__What the task asks__. An exact repetition of the records is required. Leave nothing out.

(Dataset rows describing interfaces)
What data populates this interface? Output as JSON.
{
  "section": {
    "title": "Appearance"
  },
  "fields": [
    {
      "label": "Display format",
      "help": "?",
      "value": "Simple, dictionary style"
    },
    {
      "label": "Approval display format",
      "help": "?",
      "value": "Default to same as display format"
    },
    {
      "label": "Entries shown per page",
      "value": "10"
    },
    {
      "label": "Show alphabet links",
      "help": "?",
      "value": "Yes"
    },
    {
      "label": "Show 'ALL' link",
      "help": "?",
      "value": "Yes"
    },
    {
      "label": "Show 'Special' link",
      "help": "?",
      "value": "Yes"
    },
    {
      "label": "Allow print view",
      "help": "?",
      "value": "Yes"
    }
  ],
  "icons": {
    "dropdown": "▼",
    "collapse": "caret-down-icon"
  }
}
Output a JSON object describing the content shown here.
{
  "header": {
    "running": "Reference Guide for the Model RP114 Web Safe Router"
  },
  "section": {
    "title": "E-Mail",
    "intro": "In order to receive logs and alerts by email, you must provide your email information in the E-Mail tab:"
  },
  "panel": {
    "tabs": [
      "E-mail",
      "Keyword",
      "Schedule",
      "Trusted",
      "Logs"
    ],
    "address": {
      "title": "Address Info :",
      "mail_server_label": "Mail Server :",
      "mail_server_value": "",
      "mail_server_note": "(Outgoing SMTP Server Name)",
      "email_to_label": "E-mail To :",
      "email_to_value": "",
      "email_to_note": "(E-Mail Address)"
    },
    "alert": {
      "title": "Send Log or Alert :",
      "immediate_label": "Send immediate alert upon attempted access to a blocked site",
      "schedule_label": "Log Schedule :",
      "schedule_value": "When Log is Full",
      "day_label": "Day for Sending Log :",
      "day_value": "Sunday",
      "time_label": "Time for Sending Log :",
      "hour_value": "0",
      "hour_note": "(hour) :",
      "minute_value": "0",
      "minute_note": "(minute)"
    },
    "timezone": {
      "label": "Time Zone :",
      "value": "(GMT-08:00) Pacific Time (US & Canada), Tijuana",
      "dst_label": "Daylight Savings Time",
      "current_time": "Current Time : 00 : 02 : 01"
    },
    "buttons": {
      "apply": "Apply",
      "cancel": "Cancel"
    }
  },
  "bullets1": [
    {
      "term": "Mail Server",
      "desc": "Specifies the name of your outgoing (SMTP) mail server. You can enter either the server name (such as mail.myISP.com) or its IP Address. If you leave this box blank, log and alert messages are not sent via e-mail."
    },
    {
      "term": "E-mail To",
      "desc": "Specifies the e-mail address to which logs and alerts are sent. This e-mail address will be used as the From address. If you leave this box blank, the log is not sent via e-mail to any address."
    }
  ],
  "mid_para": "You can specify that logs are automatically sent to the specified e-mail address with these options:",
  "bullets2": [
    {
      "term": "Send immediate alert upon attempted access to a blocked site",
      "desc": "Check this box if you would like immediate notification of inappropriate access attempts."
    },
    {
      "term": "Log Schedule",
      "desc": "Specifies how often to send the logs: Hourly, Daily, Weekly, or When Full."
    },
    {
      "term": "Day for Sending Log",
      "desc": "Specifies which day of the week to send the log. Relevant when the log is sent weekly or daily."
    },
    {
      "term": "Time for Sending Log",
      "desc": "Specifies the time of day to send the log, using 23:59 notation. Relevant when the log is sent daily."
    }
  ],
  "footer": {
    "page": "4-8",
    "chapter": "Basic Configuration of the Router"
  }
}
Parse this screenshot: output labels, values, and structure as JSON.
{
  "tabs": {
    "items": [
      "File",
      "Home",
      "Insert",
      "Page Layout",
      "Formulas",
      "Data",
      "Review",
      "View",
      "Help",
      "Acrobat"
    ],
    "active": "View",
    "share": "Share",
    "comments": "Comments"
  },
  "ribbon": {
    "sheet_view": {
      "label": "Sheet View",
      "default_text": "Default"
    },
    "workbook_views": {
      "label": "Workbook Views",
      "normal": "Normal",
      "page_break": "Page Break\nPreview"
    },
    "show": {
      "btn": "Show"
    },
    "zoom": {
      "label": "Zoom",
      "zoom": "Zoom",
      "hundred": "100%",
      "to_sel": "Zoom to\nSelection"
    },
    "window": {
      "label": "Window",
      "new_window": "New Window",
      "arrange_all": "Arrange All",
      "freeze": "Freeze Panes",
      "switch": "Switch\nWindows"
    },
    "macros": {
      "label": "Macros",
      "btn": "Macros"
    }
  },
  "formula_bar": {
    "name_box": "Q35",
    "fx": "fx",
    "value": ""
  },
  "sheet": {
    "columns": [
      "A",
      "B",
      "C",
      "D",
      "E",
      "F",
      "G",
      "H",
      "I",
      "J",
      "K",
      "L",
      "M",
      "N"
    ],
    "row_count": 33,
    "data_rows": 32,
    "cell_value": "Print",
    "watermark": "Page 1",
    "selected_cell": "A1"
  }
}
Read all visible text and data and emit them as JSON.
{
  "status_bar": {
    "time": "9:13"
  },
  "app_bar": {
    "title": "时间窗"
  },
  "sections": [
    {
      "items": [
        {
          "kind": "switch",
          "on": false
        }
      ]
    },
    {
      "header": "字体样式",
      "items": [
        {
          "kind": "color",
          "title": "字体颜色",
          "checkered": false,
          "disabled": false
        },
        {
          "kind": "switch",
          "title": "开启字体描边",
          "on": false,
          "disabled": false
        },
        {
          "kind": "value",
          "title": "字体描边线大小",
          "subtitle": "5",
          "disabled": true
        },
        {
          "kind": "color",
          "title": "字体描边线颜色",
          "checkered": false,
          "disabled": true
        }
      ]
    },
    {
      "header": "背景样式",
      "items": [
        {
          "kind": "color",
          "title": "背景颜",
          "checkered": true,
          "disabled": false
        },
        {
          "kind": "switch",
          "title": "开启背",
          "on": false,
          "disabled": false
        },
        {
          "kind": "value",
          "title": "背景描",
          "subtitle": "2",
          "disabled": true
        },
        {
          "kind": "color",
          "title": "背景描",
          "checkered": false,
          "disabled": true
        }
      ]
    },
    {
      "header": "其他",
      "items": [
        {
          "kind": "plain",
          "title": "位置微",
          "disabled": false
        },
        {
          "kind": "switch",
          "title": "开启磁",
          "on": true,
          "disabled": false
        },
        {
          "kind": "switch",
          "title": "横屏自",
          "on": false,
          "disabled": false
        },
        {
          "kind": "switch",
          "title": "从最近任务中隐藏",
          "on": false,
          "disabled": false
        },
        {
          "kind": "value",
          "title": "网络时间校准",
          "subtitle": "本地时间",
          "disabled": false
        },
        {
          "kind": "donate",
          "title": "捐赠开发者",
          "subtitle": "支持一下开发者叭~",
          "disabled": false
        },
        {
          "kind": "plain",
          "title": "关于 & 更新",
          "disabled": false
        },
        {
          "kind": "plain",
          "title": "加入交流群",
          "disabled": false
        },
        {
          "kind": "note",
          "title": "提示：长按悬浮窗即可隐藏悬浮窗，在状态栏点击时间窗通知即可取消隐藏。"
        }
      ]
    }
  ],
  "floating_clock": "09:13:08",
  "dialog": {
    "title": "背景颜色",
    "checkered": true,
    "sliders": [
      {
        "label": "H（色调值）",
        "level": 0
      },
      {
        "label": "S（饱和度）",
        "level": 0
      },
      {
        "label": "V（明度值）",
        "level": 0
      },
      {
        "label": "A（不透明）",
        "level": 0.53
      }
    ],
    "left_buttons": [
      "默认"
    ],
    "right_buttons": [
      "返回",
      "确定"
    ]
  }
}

__Your solution__.
What data populates this interface? Output as JSON.
{
  "section": {
    "title": "Appearance"
  },
  "fields": [
    {
      "label": "Display format",
      "help": "?",
      "value": "Simple, dictionary style"
    },
    {
      "label": "Approval display format",
      "help": "?",
      "value": "Default to same as display format"
    },
    {
      "label": "Entries shown per page",
      "value": "10"
    },
    {
      "label": "Show alphabet links",
      "help": "?",
      "value": "Yes"
    },
    {
      "label": "Show 'ALL' link",
      "help": "?",
      "value": "Yes"
    },
    {
      "label": "Show 'Special' link",
      "help": "?",
      "value": "Yes"
    },
    {
      "label": "Allow print view",
      "help": "?",
      "value": "Yes"
    }
  ],
  "icons": {
    "dropdown": "▼",
    "collapse": "caret-down-icon"
  }
}
Output a JSON object describing the content shown here.
{
  "header": {
    "running": "Reference Guide for the Model RP114 Web Safe Router"
  },
  "section": {
    "title": "E-Mail",
    "intro": "In order to receive logs and alerts by email, you must provide your email information in the E-Mail tab:"
  },
  "panel": {
    "tabs": [
      "E-mail",
      "Keyword",
      "Schedule",
      "Trusted",
      "Logs"
    ],
    "address": {
      "title": "Address Info :",
      "mail_server_label": "Mail Server :",
      "mail_server_value": "",
      "mail_server_note": "(Outgoing SMTP Server Name)",
      "email_to_label": "E-mail To :",
      "email_to_value": "",
      "email_to_note": "(E-Mail Address)"
    },
    "alert": {
      "title": "Send Log or Alert :",
      "immediate_label": "Send immediate alert upon attempted access to a blocked site",
      "schedule_label": "Log Schedule :",
      "schedule_value": "When Log is Full",
      "day_label": "Day for Sending Log :",
      "day_value": "Sunday",
      "time_label": "Time for Sending Log :",
      "hour_value": "0",
      "hour_note": "(hour) :",
      "minute_value": "0",
      "minute_note": "(minute)"
    },
    "timezone": {
      "label": "Time Zone :",
      "value": "(GMT-08:00) Pacific Time (US & Canada), Tijuana",
      "dst_label": "Daylight Savings Time",
      "current_time": "Current Time : 00 : 02 : 01"
    },
    "buttons": {
      "apply": "Apply",
      "cancel": "Cancel"
    }
  },
  "bullets1": [
    {
      "term": "Mail Server",
      "desc": "Specifies the name of your outgoing (SMTP) mail server. You can enter either the server name (such as mail.myISP.com) or its IP Address. If you leave this box blank, log and alert messages are not sent via e-mail."
    },
    {
      "term": "E-mail To",
      "desc": "Specifies the e-mail address to which logs and alerts are sent. This e-mail address will be used as the From address. If you leave this box blank, the log is not sent via e-mail to any address."
    }
  ],
  "mid_para": "You can specify that logs are automatically sent to the specified e-mail address with these options:",
  "bullets2": [
    {
      "term": "Send immediate alert upon attempted access to a blocked site",
      "desc": "Check this box if you would like immediate notification of inappropriate access attempts."
    },
    {
      "term": "Log Schedule",
      "desc": "Specifies how often to send the logs: Hourly, Daily, Weekly, or When Full."
    },
    {
      "term": "Day for Sending Log",
      "desc": "Specifies which day of the week to send the log. Relevant when the log is sent weekly or daily."
    },
    {
      "term": "Time for Sending Log",
      "desc": "Specifies the time of day to send the log, using 23:59 notation. Relevant when the log is sent daily."
    }
  ],
  "footer": {
    "page": "4-8",
    "chapter": "Basic Configuration of the Router"
  }
}
Parse this screenshot: output labels, values, and structure as JSON.
{
  "tabs": {
    "items": [
      "File",
      "Home",
      "Insert",
      "Page Layout",
      "Formulas",
      "Data",
      "Review",
      "View",
      "Help",
      "Acrobat"
    ],
    "active": "View",
    "share": "Share",
    "comments": "Comments"
  },
  "ribbon": {
    "sheet_view": {
      "label": "Sheet View",
      "default_text": "Default"
    },
    "workbook_views": {
      "label": "Workbook Views",
      "normal": "Normal",
      "page_break": "Page Break\nPreview"
    },
    "show": {
      "btn": "Show"
    },
    "zoom": {
      "label": "Zoom",
      "zoom": "Zoom",
      "hundred": "100%",
      "to_sel": "Zoom to\nSelection"
    },
    "window": {
      "label": "Window",
      "new_window": "New Window",
      "arrange_all": "Arrange All",
      "freeze": "Freeze Panes",
      "switch": "Switch\nWindows"
    },
    "macros": {
      "label": "Macros",
      "btn": "Macros"
    }
  },
  "formula_bar": {
    "name_box": "Q35",
    "fx": "fx",
    "value": ""
  },
  "sheet": {
    "columns": [
      "A",
      "B",
      "C",
      "D",
      "E",
      "F",
      "G",
      "H",
      "I",
      "J",
      "K",
      "L",
      "M",
      "N"
    ],
    "row_count": 33,
    "data_rows": 32,
    "cell_value": "Print",
    "watermark": "Page 1",
    "selected_cell": "A1"
  }
}
Read all visible text and data and emit them as JSON.
{
  "status_bar": {
    "time": "9:13"
  },
  "app_bar": {
    "title": "时间窗"
  },
  "sections": [
    {
      "items": [
        {
          "kind": "switch",
          "on": false
        }
      ]
    },
    {
      "header": "字体样式",
      "items": [
        {
          "kind": "color",
          "title": "字体颜色",
          "checkered": false,
          "disabled": false
        },
        {
          "kind": "switch",
          "title": "开启字体描边",
          "on": false,
          "disabled": false
        },
        {
          "kind": "value",
          "title": "字体描边线大小",
          "subtitle": "5",
          "disabled": true
        },
        {
          "kind": "color",
          "title": "字体描边线颜色",
          "checkered": false,
          "disabled": true
        }
      ]
    },
    {
      "header": "背景样式",
      "items": [
        {
          "kind": "color",
          "title": "背景颜",
          "checkered": true,
          "disabled": false
        },
        {
          "kind": "switch",
          "title": "开启背",
          "on": false,
          "disabled": false
        },
        {
          "kind": "value",
          "title": "背景描",
          "subtitle": "2",
          "disabled": true
        },
        {
          "kind": "color",
          "title": "背景描",
          "checkered": false,
          "disabled": true
        }
      ]
    },
    {
      "header": "其他",
      "items": [
        {
          "kind": "plain",
          "title": "位置微",
          "disabled": false
        },
        {
          "kind": "switch",
          "title": "开启磁",
          "on": true,
          "disabled": false
        },
        {
          "kind": "switch",
          "title": "横屏自",
          "on": false,
          "disabled": false
        },
        {
          "kind": "switch",
          "title": "从最近任务中隐藏",
          "on": false,
          "disabled": false
        },
        {
          "kind": "value",
          "title": "网络时间校准",
          "subtitle": "本地时间",
          "disabled": false
        },
        {
          "kind": "donate",
          "title": "捐赠开发者",
          "subtitle": "支持一下开发者叭~",
          "disabled": false
        },
        {
          "kind": "plain",
          "title": "关于 & 更新",
          "disabled": false
        },
        {
          "kind": "plain",
          "title": "加入交流群",
          "disabled": false
        },
        {
          "kind": "note",
          "title": "提示：长按悬浮窗即可隐藏悬浮窗，在状态栏点击时间窗通知即可取消隐藏。"
        }
      ]
    }
  ],
  "floating_clock": "09:13:08",
  "dialog": {
    "title": "背景颜色",
    "checkered": true,
    "sliders": [
      {
        "label": "H（色调值）",
        "level": 0
      },
      {
        "label": "S（饱和度）",
        "level": 0
      },
      {
        "label": "V（明度值）",
        "level": 0
      },
      {
        "label": "A（不透明）",
        "level": 0.53
      }
    ],
    "left_buttons": [
      "默认"
    ],
    "right_buttons": [
      "返回",
      "确定"
    ]
  }
}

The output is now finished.